One of McKeever’s proudest acheivements was being featured on the Riverdance poster as a solo dancer.


3. Do you have any pre-performance rituals?

I am one of those people that like to get there early and have plenty of time to get ready for the show, stretch and mentally relax. Whenever I have been rushed before the show it changes my performance. When we had catering I used to love sitting around with my fellow dancers chatting and having coffee.

4. Why did you decide to settle down in Sacramento to establish your McKeever School of Irish Dance?

I knew there were fewer Irish dance schools in California and even more specifically within Sacramento. This is especially in comparison to New Jersey, which is an extension of the New York hub of Irish American culture. My family has been in California for five generations and my entire family (bar my parents) live here, so I have always felt connected to this state. My Aunt and Uncle sold me on Sacramento’s affordability, culture, and accessibility and I have not regretted my decision to relocate one bit!


McKeever teaching a new generation of Irish Dancers.


5. What is the most rewarding thing about being a dance teacher?
I always keep in mind the mentality and drive I had as a kid and I strive to give my students what they need to be their best. There is nothing worse than working hard and not getting the right guidance or training. When I see my own choreography danced on stage by someone I have trained and they are having fun, becoming confident and winning at competitions it is the best feeling in the world.

6. As well as being a talented dancer, you are a skilled painter and illustrator. When did you realize that you were also a visual artist?

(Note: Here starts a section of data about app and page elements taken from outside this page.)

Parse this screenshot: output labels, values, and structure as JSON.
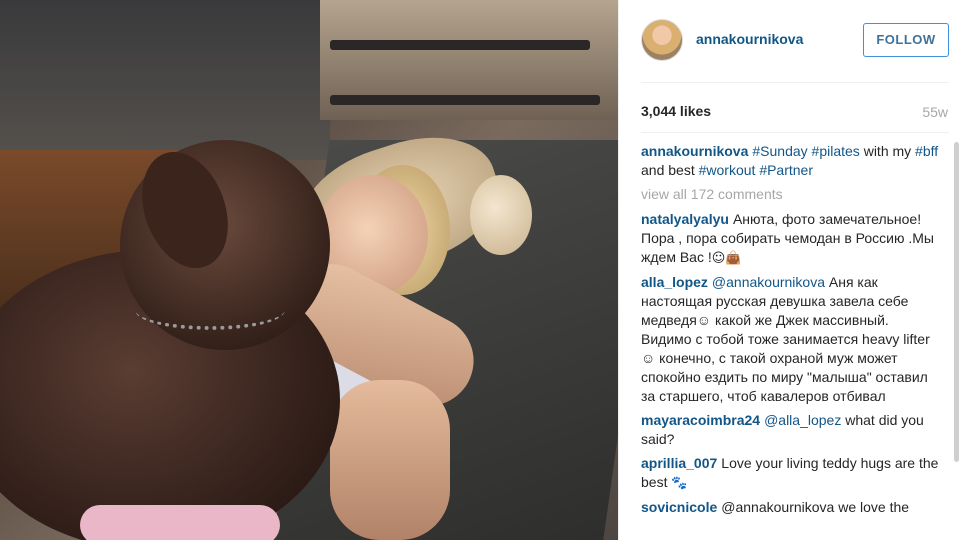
{
  "post": {
    "username": "annakournikova",
    "follow_label": "FOLLOW",
    "likes": "3,044 likes",
    "age": "55w",
    "caption": {
      "user": "annakournikova",
      "parts": [
        "#Sunday",
        " ",
        "#pilates",
        " with my ",
        "#bff",
        " and best ",
        "#workout",
        " ",
        "#Partner"
      ]
    },
    "view_all": "view all 172 comments"
  },
  "comments": [
    {
      "user": "natalyalyalyu",
      "text": "Анюта, фото замечательное! Пора , пора собирать чемодан в Россию .Мы ждем Вас !",
      "emoji": "☺👜"
    },
    {
      "user": "alla_lopez",
      "mention": "@annakournikova",
      "text": " Аня как настоящая русская девушка завела себе медведя☺ какой же Джек массивный. Видимо с тобой тоже занимается heavy lifter☺ конечно, с такой охраной муж может спокойно ездить по миру \"малыша\" оставил за старшего, чтоб кавалеров отбивал"
    },
    {
      "user": "mayaracoimbra24",
      "mention": "@alla_lopez",
      "text": " what did you said?"
    },
    {
      "user": "aprillia_007",
      "text": "Love your living teddy hugs are the best",
      "emoji": "🐾"
    },
    {
      "user": "sovicnicole",
      "text": "@annakournikova we love the"
    }
  ],
  "icons": {
    "avatar": "profile-photo",
    "photo": "post-photo"
  },
  "colors": {
    "link": "#125688",
    "follow_border": "#4090db",
    "muted": "#a5a7aa"
  }
}
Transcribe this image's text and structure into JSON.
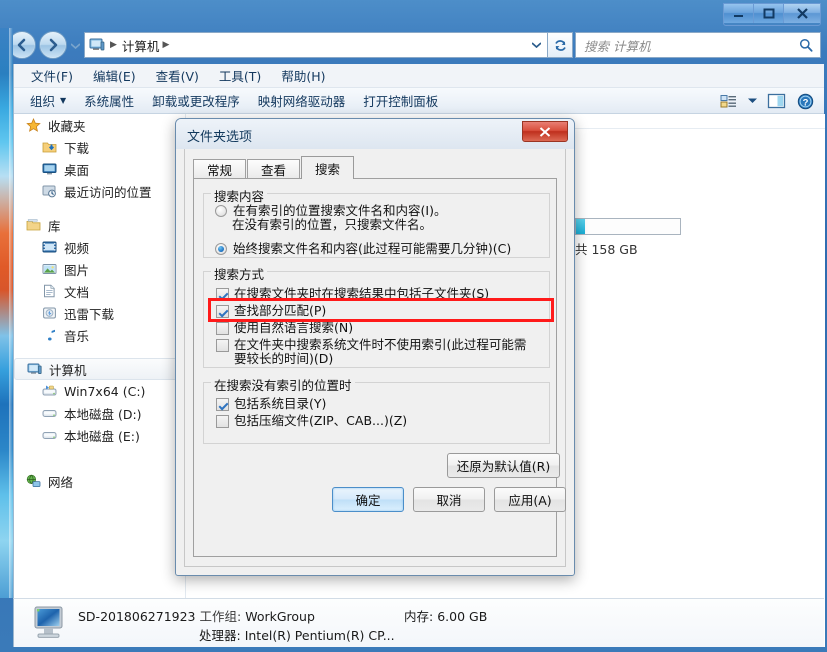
{
  "window": {
    "controls": {
      "minimize": "minimize-icon",
      "maximize": "maximize-icon",
      "close": "close-icon"
    }
  },
  "address": {
    "back": "back-icon",
    "forward": "forward-icon",
    "history_dropdown": "chevron-down-icon",
    "crumb_icon": "computer-icon",
    "crumb": "计算机",
    "sep": "▶",
    "dropdown": "chevron-down-icon",
    "refresh": "refresh-icon",
    "search_placeholder": "搜索 计算机",
    "search_value": "",
    "search_icon": "search-icon"
  },
  "menubar": {
    "items": [
      {
        "label": "文件(F)"
      },
      {
        "label": "编辑(E)"
      },
      {
        "label": "查看(V)"
      },
      {
        "label": "工具(T)"
      },
      {
        "label": "帮助(H)"
      }
    ]
  },
  "toolbar": {
    "items": [
      {
        "label": "组织",
        "caret": "▼"
      },
      {
        "label": "系统属性"
      },
      {
        "label": "卸载或更改程序"
      },
      {
        "label": "映射网络驱动器"
      },
      {
        "label": "打开控制面板"
      }
    ],
    "view_icon": "view-list-icon",
    "view_caret": "▼",
    "preview_icon": "preview-pane-icon",
    "help_icon": "help-icon"
  },
  "navpane": {
    "groups": [
      {
        "header": {
          "label": "收藏夹",
          "icon": "star-icon"
        },
        "items": [
          {
            "label": "下载",
            "icon": "downloads-folder-icon"
          },
          {
            "label": "桌面",
            "icon": "desktop-icon"
          },
          {
            "label": "最近访问的位置",
            "icon": "recent-places-icon"
          }
        ]
      },
      {
        "header": {
          "label": "库",
          "icon": "library-icon"
        },
        "items": [
          {
            "label": "视频",
            "icon": "videos-icon"
          },
          {
            "label": "图片",
            "icon": "pictures-icon"
          },
          {
            "label": "文档",
            "icon": "documents-icon"
          },
          {
            "label": "迅雷下载",
            "icon": "thunder-download-icon"
          },
          {
            "label": "音乐",
            "icon": "music-icon"
          }
        ]
      },
      {
        "header": {
          "label": "计算机",
          "icon": "computer-icon",
          "selected": true
        },
        "items": [
          {
            "label": "Win7x64 (C:)",
            "icon": "system-drive-icon"
          },
          {
            "label": "本地磁盘 (D:)",
            "icon": "drive-icon"
          },
          {
            "label": "本地磁盘 (E:)",
            "icon": "drive-icon"
          }
        ]
      },
      {
        "header": {
          "label": "网络",
          "icon": "network-icon"
        },
        "items": []
      }
    ]
  },
  "content": {
    "disk_capacity_text": "共 158 GB"
  },
  "statusbar": {
    "computer_icon": "computer-large-icon",
    "computer_name": "SD-201806271923",
    "workgroup_label": "工作组:",
    "workgroup_value": "WorkGroup",
    "memory_label": "内存:",
    "memory_value": "6.00 GB",
    "processor_label": "处理器:",
    "processor_value": "Intel(R) Pentium(R) CP..."
  },
  "dialog": {
    "title": "文件夹选项",
    "close_label": "✕",
    "tabs": [
      {
        "label": "常规",
        "active": false
      },
      {
        "label": "查看",
        "active": false
      },
      {
        "label": "搜索",
        "active": true
      }
    ],
    "group_content": {
      "legend": "搜索内容",
      "options": [
        {
          "line1": "在有索引的位置搜索文件名和内容(I)。",
          "line2": "在没有索引的位置，只搜索文件名。",
          "checked": false
        },
        {
          "line1": "始终搜索文件名和内容(此过程可能需要几分钟)(C)",
          "line2": "",
          "checked": true,
          "highlighted": true
        }
      ]
    },
    "group_method": {
      "legend": "搜索方式",
      "checkboxes": [
        {
          "label": "在搜索文件夹时在搜索结果中包括子文件夹(S)",
          "checked": true
        },
        {
          "label": "查找部分匹配(P)",
          "checked": true
        },
        {
          "label": "使用自然语言搜索(N)",
          "checked": false
        },
        {
          "label": "在文件夹中搜索系统文件时不使用索引(此过程可能需要较长的时间)(D)",
          "checked": false
        }
      ]
    },
    "group_noindex": {
      "legend": "在搜索没有索引的位置时",
      "checkboxes": [
        {
          "label": "包括系统目录(Y)",
          "checked": true
        },
        {
          "label": "包括压缩文件(ZIP、CAB...)(Z)",
          "checked": false
        }
      ]
    },
    "buttons": {
      "restore_defaults": "还原为默认值(R)",
      "ok": "确定",
      "cancel": "取消",
      "apply": "应用(A)"
    },
    "highlight_color": "#ff1a1a"
  }
}
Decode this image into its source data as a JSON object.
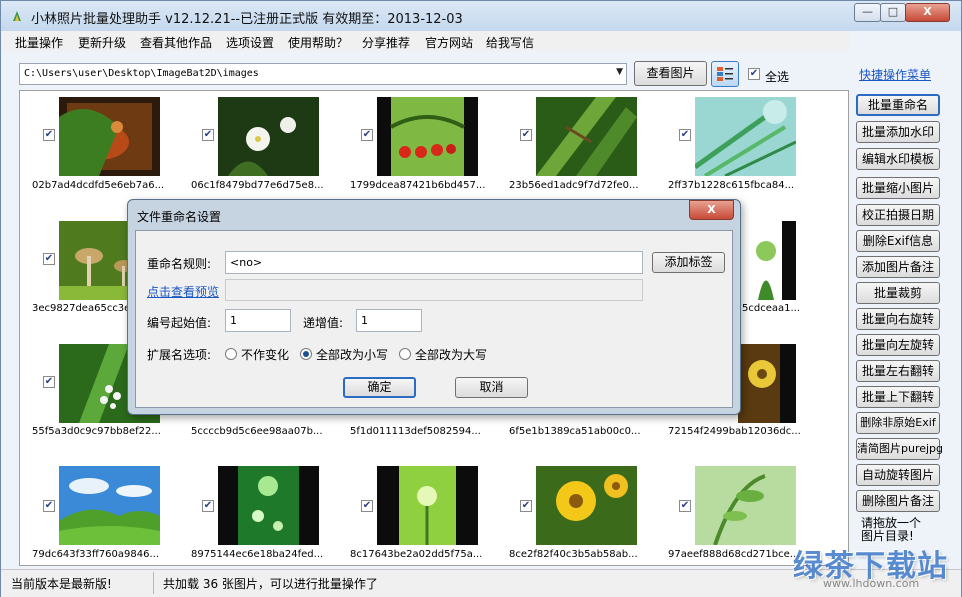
{
  "window": {
    "title": "小林照片批量处理助手 v12.12.21--已注册正式版 有效期至：2013-12-03",
    "minimize_glyph": "—",
    "maximize_glyph": "□",
    "close_glyph": "X"
  },
  "menu": [
    "批量操作",
    "更新升级",
    "查看其他作品",
    "选项设置",
    "使用帮助？",
    "分享推荐",
    "官方网站",
    "给我写信"
  ],
  "toolbar": {
    "path": "C:\\Users\\user\\Desktop\\ImageBat2D\\images",
    "view_button": "查看图片",
    "select_all_label": "全选",
    "select_all_checked": true
  },
  "sidebar": {
    "title": "快捷操作菜单",
    "buttons": [
      "批量重命名",
      "批量添加水印",
      "编辑水印模板",
      "批量缩小图片",
      "校正拍摄日期",
      "删除Exif信息",
      "添加图片备注",
      "批量裁剪",
      "批量向右旋转",
      "批量向左旋转",
      "批量左右翻转",
      "批量上下翻转",
      "删除非原始Exif",
      "清简图片purejpg",
      "自动旋转图片",
      "删除图片备注"
    ],
    "note": "请拖放一个图片目录!"
  },
  "thumbnails": [
    {
      "name": "02b7ad4dcdfd5e6eb7a6...",
      "checked": true
    },
    {
      "name": "06c1f8479bd77e6d75e8...",
      "checked": true
    },
    {
      "name": "1799dcea87421b6bd457...",
      "checked": true
    },
    {
      "name": "23b56ed1adc9f7d72fe0...",
      "checked": true
    },
    {
      "name": "2ff37b1228c615fbca84...",
      "checked": true
    },
    {
      "name": "3ec9827dea65cc3e",
      "checked": true
    },
    {
      "name": "5cdceaa1...",
      "checked": true
    },
    {
      "name": "55f5a3d0c9c97bb8ef22...",
      "checked": true
    },
    {
      "name": "5ccccb9d5c6ee98aa07b...",
      "checked": true
    },
    {
      "name": "5f1d011113def5082594...",
      "checked": true
    },
    {
      "name": "6f5e1b1389ca51ab00c0...",
      "checked": true
    },
    {
      "name": "72154f2499bab12036dc...",
      "checked": true
    },
    {
      "name": "79dc643f33ff760a9846...",
      "checked": true
    },
    {
      "name": "8975144ec6e18ba24fed...",
      "checked": true
    },
    {
      "name": "8c17643be2a02dd5f75a...",
      "checked": true
    },
    {
      "name": "8ce2f82f40c3b5ab58ab...",
      "checked": true
    },
    {
      "name": "97aeef888d68cd271bce...",
      "checked": true
    }
  ],
  "dialog": {
    "title": "文件重命名设置",
    "close_glyph": "X",
    "rule_label": "重命名规则:",
    "rule_value": "<no>",
    "add_tag_button": "添加标签",
    "preview_link": "点击查看预览",
    "preview_value": "",
    "start_label": "编号起始值:",
    "start_value": "1",
    "step_label": "递增值:",
    "step_value": "1",
    "ext_label": "扩展名选项:",
    "ext_options": [
      "不作变化",
      "全部改为小写",
      "全部改为大写"
    ],
    "ext_selected": 1,
    "ok_button": "确定",
    "cancel_button": "取消"
  },
  "status": {
    "left": "当前版本是最新版!",
    "right": "共加载 36 张图片，可以进行批量操作了"
  },
  "watermark": {
    "text": "绿茶下载站",
    "url": "www.lhdown.com"
  },
  "colors": {
    "accent_blue": "#2c6bc2",
    "link_blue": "#1a56c4",
    "close_red": "#c74a36"
  }
}
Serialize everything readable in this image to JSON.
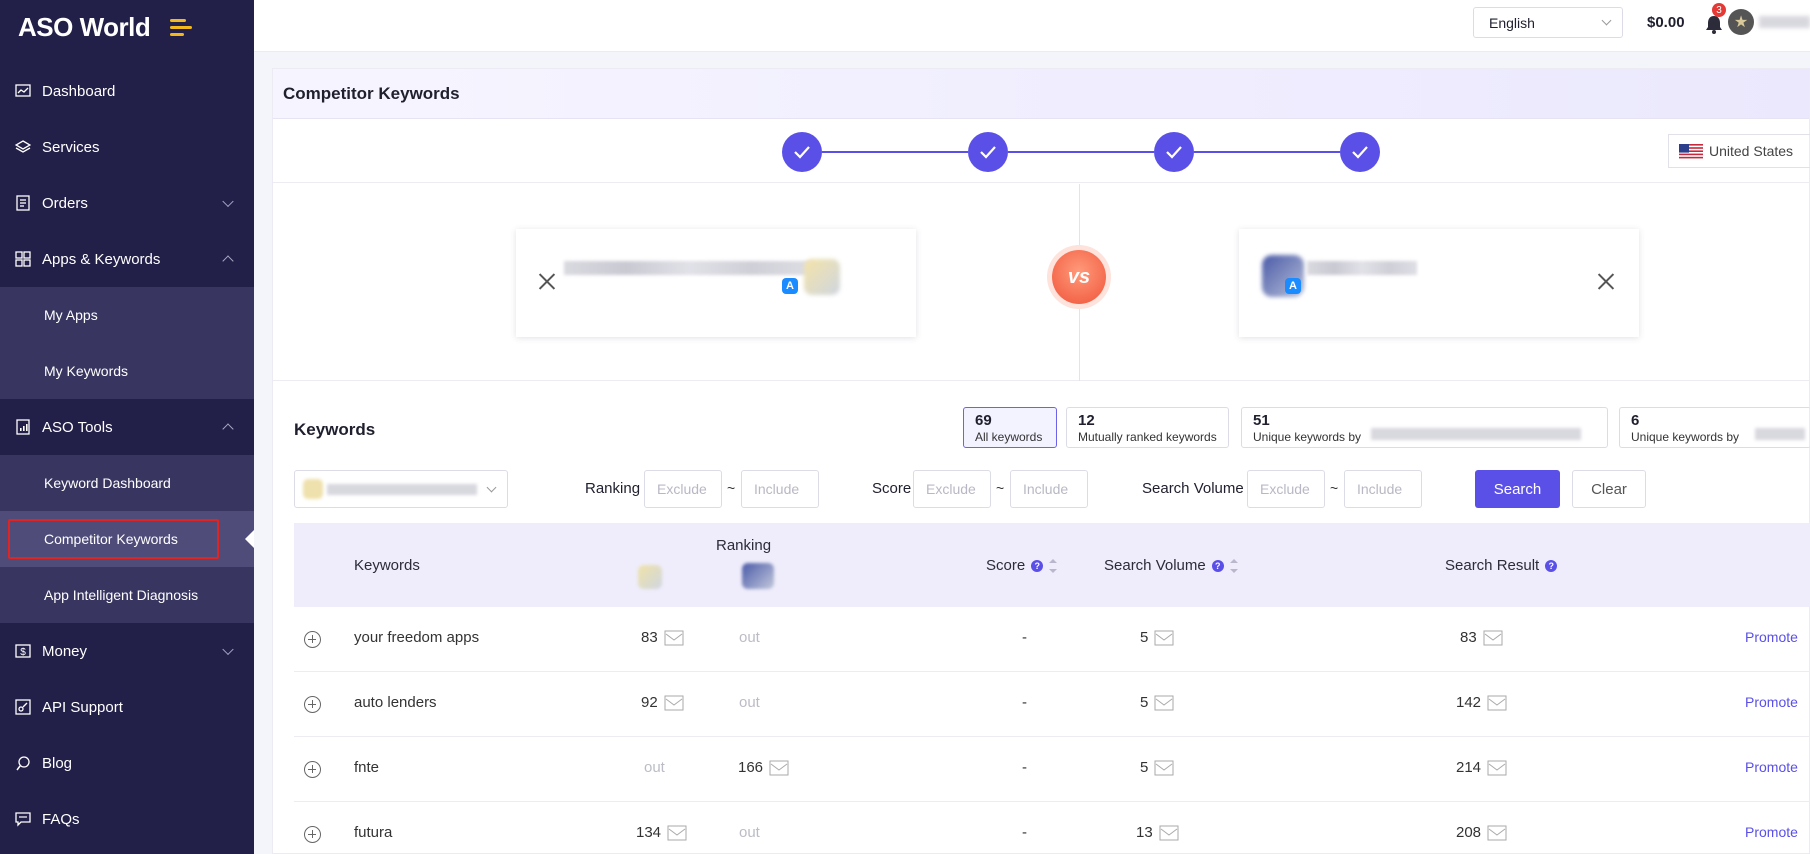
{
  "brand": {
    "logo_text": "ASO World",
    "accent": "#f2b81c"
  },
  "sidebar": {
    "items": [
      {
        "label": "Dashboard",
        "icon": "chart-line-icon"
      },
      {
        "label": "Services",
        "icon": "layers-icon"
      },
      {
        "label": "Orders",
        "icon": "document-icon"
      },
      {
        "label": "Apps & Keywords",
        "icon": "grid-icon"
      },
      {
        "label": "ASO Tools",
        "icon": "report-icon"
      },
      {
        "label": "Money",
        "icon": "dollar-icon"
      },
      {
        "label": "API Support",
        "icon": "api-icon"
      },
      {
        "label": "Blog",
        "icon": "blog-icon"
      },
      {
        "label": "FAQs",
        "icon": "chat-icon"
      }
    ],
    "apps_sub": [
      "My Apps",
      "My Keywords"
    ],
    "tools_sub": [
      "Keyword Dashboard",
      "Competitor Keywords",
      "App Intelligent Diagnosis"
    ]
  },
  "topbar": {
    "language": "English",
    "balance": "$0.00",
    "notifications": "3"
  },
  "page": {
    "title": "Competitor Keywords",
    "country": "United States",
    "vs_label": "vs",
    "store_glyph": "A"
  },
  "keywords": {
    "title": "Keywords",
    "tabs": [
      {
        "num": "69",
        "label": "All keywords"
      },
      {
        "num": "12",
        "label": "Mutually ranked keywords"
      },
      {
        "num": "51",
        "label": "Unique keywords by"
      },
      {
        "num": "6",
        "label": "Unique keywords by"
      }
    ]
  },
  "filters": {
    "ranking_label": "Ranking",
    "score_label": "Score",
    "volume_label": "Search Volume",
    "exclude_placeholder": "Exclude",
    "include_placeholder": "Include",
    "tilde": "~",
    "search_button": "Search",
    "clear_button": "Clear"
  },
  "table": {
    "headers": {
      "keywords": "Keywords",
      "ranking": "Ranking",
      "score": "Score",
      "search_volume": "Search Volume",
      "search_result": "Search Result",
      "help_glyph": "?"
    },
    "rows": [
      {
        "keyword": "your freedom apps",
        "rank1": "83",
        "rank2": "out",
        "score": "-",
        "volume": "5",
        "result": "83",
        "action": "Promote"
      },
      {
        "keyword": "auto lenders",
        "rank1": "92",
        "rank2": "out",
        "score": "-",
        "volume": "5",
        "result": "142",
        "action": "Promote"
      },
      {
        "keyword": "fnte",
        "rank1": "out",
        "rank2": "166",
        "score": "-",
        "volume": "5",
        "result": "214",
        "action": "Promote"
      },
      {
        "keyword": "futura",
        "rank1": "134",
        "rank2": "out",
        "score": "-",
        "volume": "13",
        "result": "208",
        "action": "Promote"
      }
    ]
  },
  "colors": {
    "primary": "#5a50e8",
    "sidebar_bg": "#221f48",
    "highlight": "#e02424"
  }
}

The strange thing about the visual arts and my life is that I never made any decision to become an artist. It was always just who I was. I neglected it for a few years while I was studying abroad and touring, so it feels good to now be settled and taking lessons, visiting galleries and painting.

7. Are there other artistic medium(s) that you would like to further explore in the future?
I tried to learn how to play the fiddle and the tin whistle and it was really hard. I would love to sing and play music and I admire those who do. I suppose I am lucky enough to have two mediums of expression and made them my career so I am not going to ask for anything more than that!


One of McKeever’s many Irish Dance paintings.
“Irish Dancer II.” 2005. 24″/36″


8. What has been your proudest achievement so far? (Professionally and/or personally)

Professionally, I would say becoming a touring dancer and being featured on the Riverdance poster as a solo dancer were achievements I could never have imagined that for myself.

Personally, becoming an art teacher at a local elementary school here in Sacramento and seeing myself inspire kids to love and respect art as more than just craft feels like something I was meant to do here on earth.

9. What is something interesting about you that people might be surprised to hear?

I come across very prim and proper, but I know how to crack a good joke and not take myself seriously!

I also absolutely love genealogy and history. I have an interesting family tree that has Native American chiefs, Moroccan Pirates and European Royalty among its branches. Everyone should learn of where they come from.

10. Do you have any upcoming projects that you would like to share with our readers?
I am currently working on some abstract paintings but these are more for personal enjoyment. I am just looking forward to growing the McKeever School of Dance here in Sacramento, preserving and spreading Irish culture and hopefully putting my own mark on the dance form through my choreography.

When my school grows bigger I would like to offer my students the ability to study performance based experimental choreography within the realm of Irish dance that could perhaps be formed into a full-fledged dance company.



 Keep Up With Nicole McKeever:

McKeever School of Irish Dance Website/ Facebook/ Twitter
Nicole’s Visual Arts Portfolio
Sac365 Artist Page


Interview by Sacramento365 Content & Social Media Coordinator, Jamila B. Khan.